Goodbye Docker

Docker raw

According to this Docker Github issue, Docker typically reserves at least 64 GB of storage space even if you are not using it actively or have that many containers. While the thread provides methods for reducing the size of this file, hobbyists like myself, may find that deleting the Docker.raw file in ~/Library/Containers/com.docker.docker/Data/vms/0/data/Docker.raw, which consumes 64 GB of disk space, works. If you’re not actively using Docker, consider uninstalling it and then delete the Docker.raw file.

64 GB gained!

Unused Android SDKs

Android SDK that includes emulators, platform tools, and various SDKs, can accumulate consuming significant disk space on your system over time. While these resources are essential for Android development and function seamlessly within Android Studio, it’s easy to overlook their cumulative storage impact over the years.

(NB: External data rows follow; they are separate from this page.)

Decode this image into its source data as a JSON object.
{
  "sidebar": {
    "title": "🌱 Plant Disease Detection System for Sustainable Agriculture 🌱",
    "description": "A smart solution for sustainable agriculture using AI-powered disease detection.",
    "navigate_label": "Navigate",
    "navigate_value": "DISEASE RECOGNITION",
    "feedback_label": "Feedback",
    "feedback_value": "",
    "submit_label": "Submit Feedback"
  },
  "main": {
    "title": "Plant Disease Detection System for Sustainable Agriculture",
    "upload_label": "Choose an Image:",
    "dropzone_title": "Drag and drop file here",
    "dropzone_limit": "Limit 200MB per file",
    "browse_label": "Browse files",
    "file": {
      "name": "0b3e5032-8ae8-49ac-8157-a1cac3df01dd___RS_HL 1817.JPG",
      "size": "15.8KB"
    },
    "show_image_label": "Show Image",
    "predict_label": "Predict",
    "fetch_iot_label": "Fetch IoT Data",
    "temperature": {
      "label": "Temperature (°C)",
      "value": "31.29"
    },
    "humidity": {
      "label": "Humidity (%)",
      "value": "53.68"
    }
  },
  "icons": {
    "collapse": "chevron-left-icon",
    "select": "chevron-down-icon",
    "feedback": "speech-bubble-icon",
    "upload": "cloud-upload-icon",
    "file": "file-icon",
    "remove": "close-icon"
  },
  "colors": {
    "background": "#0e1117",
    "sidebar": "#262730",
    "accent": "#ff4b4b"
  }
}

System images in Android are implementation codes utilised by various Android emulators. During my cleanup, I discovered numerous outdated system images for Android versions 8.0, 8.1, 9.0, and so on, occupying unnecessary space on my machine. Each image weighed approximately 5 to 10 GB, collectively totalling around 40 GB of storage. I gained roughly 20 GB by deleting the old unused system images from Library/Android/sdk/system-images/.

20 GB gained!

Android Virtual Devices (AVDs)

According to Android, “The Android Emulator simulates Android devices on your computer so that you can test your application on a variety of devices and Android API levels without needing to have each physical device.”

Android AVD

Over time, I noticed that my Emulators in ~/.android/avd directory grew significantly to ~66 GB with one particular AVD, my primary “Pixel 3A” emulator, occupying a whopping 45 GB of storage. This gradual increase in disk usage is not uncommon for AVDs, as they tend to accumulate cache, snapshots and other temporary files over time. Just a reminder, the directory where these emulators live is a dotfile called .android, which can be easily spotted using the Finder tips mentioned earlier.

# List your Android AVDs
emulator -list-avds

# Delete user data in an AVD
emulator -avd "Pixel_3a_API_31" -wipe-data

Using the -wipe-data flag when starting the emulator significantly reduced the storage usage of the “Pixel 3A” emulator to just 10 GB. Starting the emulator with this flag periodically can help keep storage usage in check.

35 GB gained!

Cheat code (Grand perspective)

According to GrandPerspective, “GrandPerspective is a small utility application for macOS that graphically shows the disk usage within a file system.”

Grand perspective

I found GrandPerspective to be incredibly user-friendly and effective for visualizing directory storage usage. Its intuitive tree map format provided a clear overview of storage space allocation, making it easy to identify large directories of Docker and Android that were consuming significant storage. This application considers hidden files, dot files, system files that we covered in the blog post so far thereby serving as the cheat code to free up storage space on a Mac.

The application is available for free but consider supporting the developers by downloading from the Mac App Store.

# To install GrandPerspective using Homebrew
brew install —cask grandperspective


Implementing the solutions outlined in this post helped me successfully reclaim approximately 100 GB of free space on my Mac. While the results may vary depending on what’s used for Software development, the methods hopefully serve well in assisting developers to optimise disk storage.